Monday, 11 Dec 2017

You are here

Suspending Methotrexate for Influenza Vaccination

Vaccinating our rheumatoid arthritis patients against influenza every year is a safety priorty. However immunosuppressive therapies pose a challenge to vaccine administration as their use can hamper vaccine immunogenicity. The current issue of Annals of Rheumatic Disease published the findings of a prospective single-center randomized parallel group study looking at the effects of temporarily discontinuing methotrexate on response to the seasonal trivalent influenza vaccine in RA patients living in Seoul, Korea.

Patients who were on a stable dose of methotrexate were randomized into one of 4 groups: 1) continued methotrexate, 2) held methotrexate for 4 weeks before vaccination, 3) held methotrexate for 2 weeks before and 2 weeks after vaccination, and 4) held methotrexate for 4 weeks after vaccination. Patients could continue taking prednisolone equivalent up to 10 mg daily. The primary endpoint was satisfactory vaccine response after 4 weeks, defined by a ≥4-fold increase in haemaglutination inhibition (HI) antibody titers. 

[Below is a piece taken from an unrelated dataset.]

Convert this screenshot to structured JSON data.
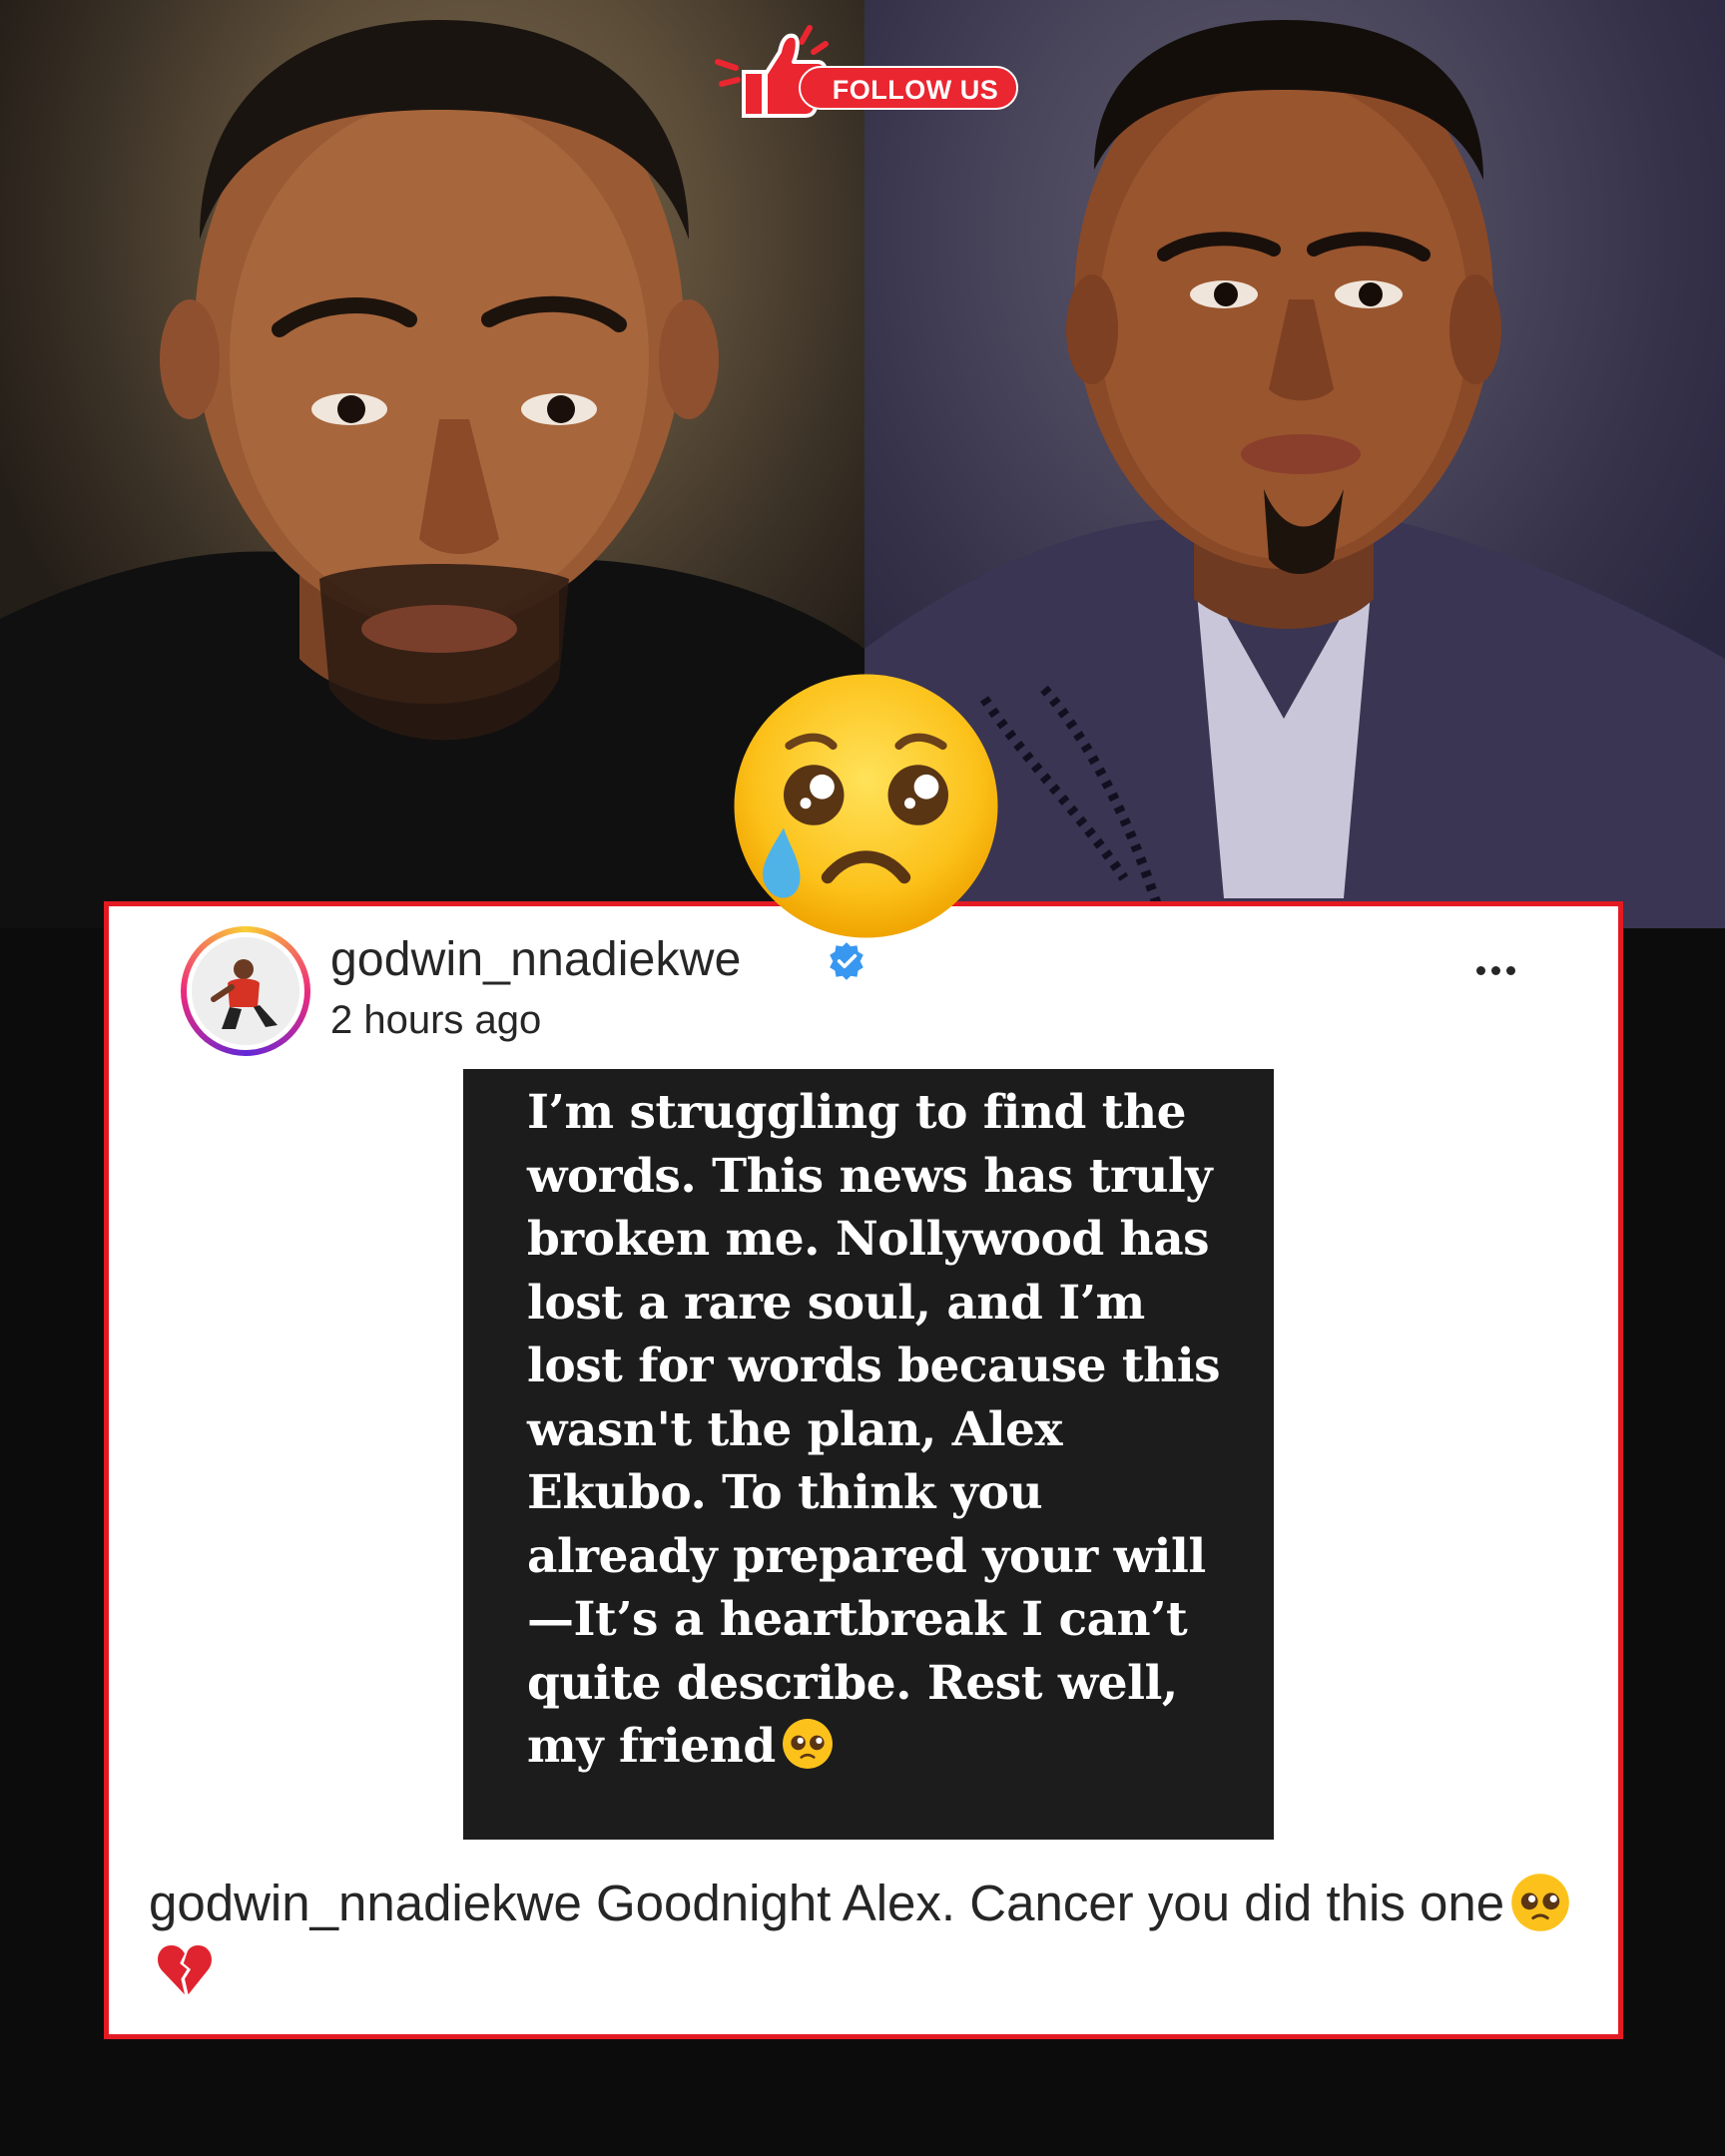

The per-protocol population included 199 patients across the four groups. They found that group 3 achieved higher satisfactory vaccine response against all 3 viral antigens compared to group 1 (51.0% vs 31.5%, p=0.044). The vaccine was well tolerated in all patients. 30% experienced an RA flare which was more common in groups 2 and 3 but not of statistical significance. 

While the authors were unable to enroll enough patients to meet their target due to short enrollment period (thus rendering this study underpowered), it still has important clinical implications and suggests that temporarily discontinuing methotrexate 2 weeks before and 2 weeks after influenza vaccination can significantly improve vaccine immunogenicity. It is unclear if the same result can be expected for patients with active RA. Also, further studies are needed to determine if this effect will result in lower incidence of influenza. 

 

Disclosures: 
The author has no conflicts of interest to disclose related to this subject

Add new comment

More Like This

J&J Hit with a $247 Million Verdict over Metal-on-Metal Hip Replacements

Reuters reports that a federal jury has ordered Johnson & Johnson and its DePuy Orthopaedics division to pay $247 million settlment to six patients who suffered from its defective Pinnacle, metal-on-metal, hip implants. in the US. J&J says it will  appeal this decision.

These implants were associated with tissue necrosis, bone erosion and other injuries due to implant design.

Thiopurines and Anti-TNF drugs in IBD Associated with Increased Lymphoma Risk

JAMA presents a French report on the cancer risk of thiopurine or tumor necrosis factor inhibitor (TNFi) use in adult patients with inflammatory bowel disease (IBD) and finds a raised risk for lymphoma in IBD compared to those not treated with these agents.  (Citation source https://buff.ly/2z04f9h)

Cardiovascular Events: Allopurinol vs. Febuxostat

In the registration trials for febuxostat there were concerns about a cardiovascular (CV) safety signal. In studies of the effect of allopurinol on CV risk/events allopurinol has found to be protective so whether febuxostat is different is a point to clarify.

Low-dose Bactrim Safe with Methotrexate in AAV

A high proportion of GPA patients receive pneumocystis prophylaxis, usually with TMP-SMX (Bactrim), and drug interactions are always a concern.  

NSAID and Opioid Adverse Event Reports from MedWatch

One-third of adults in the USA experience chronic pain and take prescription nonsteroidal anti-inflammatory drugs (NSAIDs), acetaminophen, or opioids. This report from the MedWatch system shows that 20% of reports were associated with death, with near equal contribution by NSAIDs, opioids and combination (NSAIDs plus opioids).